■ What is being asked
Count how many lines of the data include "text". The answer is that number and nothing else.

Dataset records
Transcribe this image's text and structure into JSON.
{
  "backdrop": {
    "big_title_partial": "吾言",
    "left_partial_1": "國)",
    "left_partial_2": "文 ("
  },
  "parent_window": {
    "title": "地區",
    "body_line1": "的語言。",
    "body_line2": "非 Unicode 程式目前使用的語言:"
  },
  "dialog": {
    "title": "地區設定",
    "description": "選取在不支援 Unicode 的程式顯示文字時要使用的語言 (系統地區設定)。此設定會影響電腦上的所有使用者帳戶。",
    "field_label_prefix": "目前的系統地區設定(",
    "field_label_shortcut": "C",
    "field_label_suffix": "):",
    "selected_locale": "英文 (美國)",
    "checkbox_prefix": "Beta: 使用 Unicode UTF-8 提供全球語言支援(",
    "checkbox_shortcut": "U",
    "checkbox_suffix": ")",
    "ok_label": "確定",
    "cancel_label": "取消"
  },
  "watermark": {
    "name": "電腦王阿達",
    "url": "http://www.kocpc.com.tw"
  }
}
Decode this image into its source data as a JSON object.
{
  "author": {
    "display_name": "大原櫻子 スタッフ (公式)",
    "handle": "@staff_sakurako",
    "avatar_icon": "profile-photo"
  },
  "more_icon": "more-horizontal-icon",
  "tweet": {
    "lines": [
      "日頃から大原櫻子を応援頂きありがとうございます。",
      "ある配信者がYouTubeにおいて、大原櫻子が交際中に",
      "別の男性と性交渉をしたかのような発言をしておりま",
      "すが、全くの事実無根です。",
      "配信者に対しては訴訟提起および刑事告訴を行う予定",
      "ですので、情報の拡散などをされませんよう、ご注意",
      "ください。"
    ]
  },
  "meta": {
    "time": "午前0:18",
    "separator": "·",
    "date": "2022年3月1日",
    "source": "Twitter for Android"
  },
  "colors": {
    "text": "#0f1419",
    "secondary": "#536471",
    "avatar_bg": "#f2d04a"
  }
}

■ Exercise output
2